Met-11 SCON with isolines

Tropical Cyclone Eloise

21 January 2021 00:00 UTC-30 January 09:00 UTC

Met-11 SCON with isolines
Met-11 SCON with isolines

In mid-January 2021 Category 2 Tropical Cyclone Eloise brought devastation to many countries in south east Africa - the second tropical storm in that month.

Last Updated

23 April 2021

Published on

18 March 2021

By Ivan Smiljanic (CGI), Jochen Kerkmann and Jose Prieto (EUMETSAT)

During southern hemisphere summer season 2020/2021, there were two similar tropical low pressure systems in the short time span, both crossed Madagascar and restrengthened over the Mozambique Channel, hitting Mozambique in the region of Beira. The first was Tropical Storm Chalane, which was weaker in intensity but had interesting track, traversing the entire breadth of the southern African subcontinent. The second was Tropical Storm Eloise, which was stronger (Category 2), but moved along a shorter track (Credit: CIMSS). Two consecutive International Charter Calls, and numerous other warnings on severe rainfall, floods and landslides, were raised for affected countries: Madagascar, Mozambique, Zimbabwe, South Africa, Eswatini, even Botswana (Figure 4)
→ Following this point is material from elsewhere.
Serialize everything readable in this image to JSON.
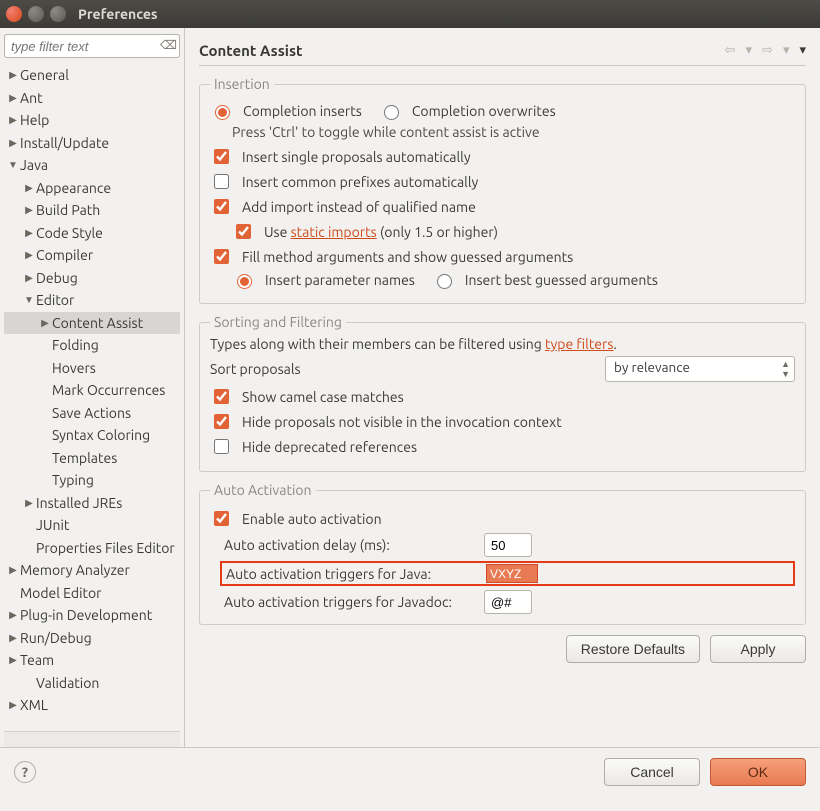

Figures 1-3 show the moments when strong re-intensification of the system took place over very warm waters in the Mozambique Channel, accompanied by clusters of strong convection around a low pressure centre.

Met-11 SCON with isolines
Figure 1: H700 ECMWF model isolines over Meteosat-11 Severe Convection RGB product, pointing out position of cyclone center. 21 January 2021, 09:00 UTC. Credit: EUMeTrain.
Met-11 HRV 21 Jan 2021
Figure 2: Meteosat-11 Natural Colour RGB product over high resolution visible channel (HRV), 21 January 08:00 UTC, showing high-reaching cloud bands around cyclone centre.
Figure 3: Meteosat-11 IR10.8 window channel with H-SAF Rain Rate product (H03B) overlaid, 21 January 00:00-09:00 UTC, 15 minute time step.


Met-11 Airmass with h700, 24 Jan 2021
Figure 4: H700 ECMWF model isolines over Meteosat-11 Airmass RGB product, pointing out the position of cyclone center on 24 January 2021, 18:00 UTC. Credit: EUMeTrain.

The H-SAF rain rate product points out intense rainfall region associated with that convection (Figure 3). This product is based on infrared (IR) brightness temperatures (BT), with calibration against microwave data, and becomes saturated when the BTs are very low. Therefore, it is no surprise that when zooming in on the convective system at the south western flank of Eloise (bright yellow system in Figure 1, or saturated feature in Figure 3), BTs of cloud tops reach 180 K (ca. -93 °C) (Figure 5). Comparing that to local temperature profiles, but also performing dual-view visual assessment, it was estimated these clouds reached heights of around 20 km (+/- 3 km).

It is interesting to note is that higher resolution IR sensors read even lower temperatures of the coldest parts of convective system (overshooting tops), below 180 K (saturated white pixels in Figure 6).

Met-11 IR BT
Figure 5: Brightness Temperature readings (up to -93°C) of convective system cloud top, sensed by Meteosat-11 IR10.8 window channel, 21 January 10:45 UTC.
Figure 6: Brightness Temperature readings (less than 180 K, in white pixels) of convective system cloud tops, sensed by NOAA-20 VIIRS IR window channel , 21 January. Same convective system as in Figure 4. Credit: NOAA.

TC Eloise developed a pronounced eye feature, best seen in the Meteosat-11 Night Microphysics animation that shows landfall moment on 23 January, around 03:00 UTC (Figure 7).

Figure 7: Moments prior to TC Eloise landfall captured by animation of Meteosat-11 Night Microphysics RGB, 22 January 16:00-23 January 02:00 UTC.

Using high-resolution, visible spectral channels, the flooded areas in the Beira region, close to the mouth of Pungwe river, could be clearly seen. The MODIS True Color RGB reveals the muddy colours of water in flooded basin (Figure 8), while the SEVIRI HRV channel shows reduced reflection in the same region (Figure 9).

MODIS True Color comparison

27 January 2020 compare1

Figure 8: Flooded areas. Comparison between high resolution True Color RGB on 27 January 2021, and year earlier, taken by Terra MODIS instrument. Credit: NOAA.

Met-11 HRV 30 Jan 2021
Figure 9: Meteosat-11 HRV, 30 January 09:00 UTC. Flooded areas in darker grey shades.